= Work task =
Lines that include "title" make up the answer; copy all of them from the data below.

Stored items from a collection:
——
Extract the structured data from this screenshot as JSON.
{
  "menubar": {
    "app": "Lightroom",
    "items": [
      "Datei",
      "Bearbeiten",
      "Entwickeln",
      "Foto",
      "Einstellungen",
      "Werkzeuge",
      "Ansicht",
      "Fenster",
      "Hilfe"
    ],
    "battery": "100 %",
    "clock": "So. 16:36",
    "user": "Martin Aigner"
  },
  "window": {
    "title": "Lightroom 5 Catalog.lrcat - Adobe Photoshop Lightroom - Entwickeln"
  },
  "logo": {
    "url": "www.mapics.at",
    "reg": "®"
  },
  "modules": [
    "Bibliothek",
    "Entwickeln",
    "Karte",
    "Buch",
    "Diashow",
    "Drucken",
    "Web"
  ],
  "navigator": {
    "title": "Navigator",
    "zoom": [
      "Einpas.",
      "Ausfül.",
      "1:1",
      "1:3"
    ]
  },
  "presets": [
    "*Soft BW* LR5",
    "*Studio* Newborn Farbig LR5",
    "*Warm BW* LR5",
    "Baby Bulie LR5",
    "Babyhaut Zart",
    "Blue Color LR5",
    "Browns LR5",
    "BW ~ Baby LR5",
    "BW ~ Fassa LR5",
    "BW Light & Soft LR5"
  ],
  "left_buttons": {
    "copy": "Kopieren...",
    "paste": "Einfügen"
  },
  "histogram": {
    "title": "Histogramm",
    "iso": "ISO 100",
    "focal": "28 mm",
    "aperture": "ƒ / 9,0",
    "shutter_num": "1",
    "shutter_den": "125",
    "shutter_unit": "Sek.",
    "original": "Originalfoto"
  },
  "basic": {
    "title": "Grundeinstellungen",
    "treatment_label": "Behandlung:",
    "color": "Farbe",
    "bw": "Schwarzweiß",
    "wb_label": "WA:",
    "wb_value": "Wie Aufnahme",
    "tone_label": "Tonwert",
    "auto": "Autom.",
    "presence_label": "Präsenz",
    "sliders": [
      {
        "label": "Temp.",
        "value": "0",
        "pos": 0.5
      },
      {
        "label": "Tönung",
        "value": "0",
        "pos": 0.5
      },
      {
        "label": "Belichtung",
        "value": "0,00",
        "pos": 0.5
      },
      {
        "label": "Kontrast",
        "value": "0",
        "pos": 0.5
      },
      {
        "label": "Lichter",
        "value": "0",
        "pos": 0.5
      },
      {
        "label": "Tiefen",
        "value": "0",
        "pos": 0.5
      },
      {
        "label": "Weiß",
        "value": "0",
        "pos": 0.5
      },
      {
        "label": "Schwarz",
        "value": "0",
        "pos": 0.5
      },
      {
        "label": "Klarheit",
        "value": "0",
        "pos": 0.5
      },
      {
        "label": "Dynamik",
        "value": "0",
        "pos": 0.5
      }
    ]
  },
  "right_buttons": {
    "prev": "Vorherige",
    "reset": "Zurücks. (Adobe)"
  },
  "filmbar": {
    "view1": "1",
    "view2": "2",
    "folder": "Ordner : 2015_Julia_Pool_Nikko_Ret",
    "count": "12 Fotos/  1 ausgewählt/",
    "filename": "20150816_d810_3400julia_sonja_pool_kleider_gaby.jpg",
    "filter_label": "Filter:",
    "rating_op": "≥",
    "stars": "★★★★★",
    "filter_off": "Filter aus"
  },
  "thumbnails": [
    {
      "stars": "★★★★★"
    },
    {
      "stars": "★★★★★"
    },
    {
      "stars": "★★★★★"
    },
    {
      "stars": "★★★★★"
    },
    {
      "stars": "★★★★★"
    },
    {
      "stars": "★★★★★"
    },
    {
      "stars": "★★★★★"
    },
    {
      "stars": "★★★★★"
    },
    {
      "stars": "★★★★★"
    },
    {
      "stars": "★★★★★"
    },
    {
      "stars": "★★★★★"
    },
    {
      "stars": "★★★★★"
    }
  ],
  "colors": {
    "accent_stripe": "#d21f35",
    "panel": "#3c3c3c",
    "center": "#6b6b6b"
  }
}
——
= Answer to this exercise =
    "title": "Lightroom 5 Catalog.lrcat - Adobe Photoshop Lightroom - Entwickeln"
    "title": "Navigator",
    "title": "Histogramm",
    "title": "Grundeinstellungen",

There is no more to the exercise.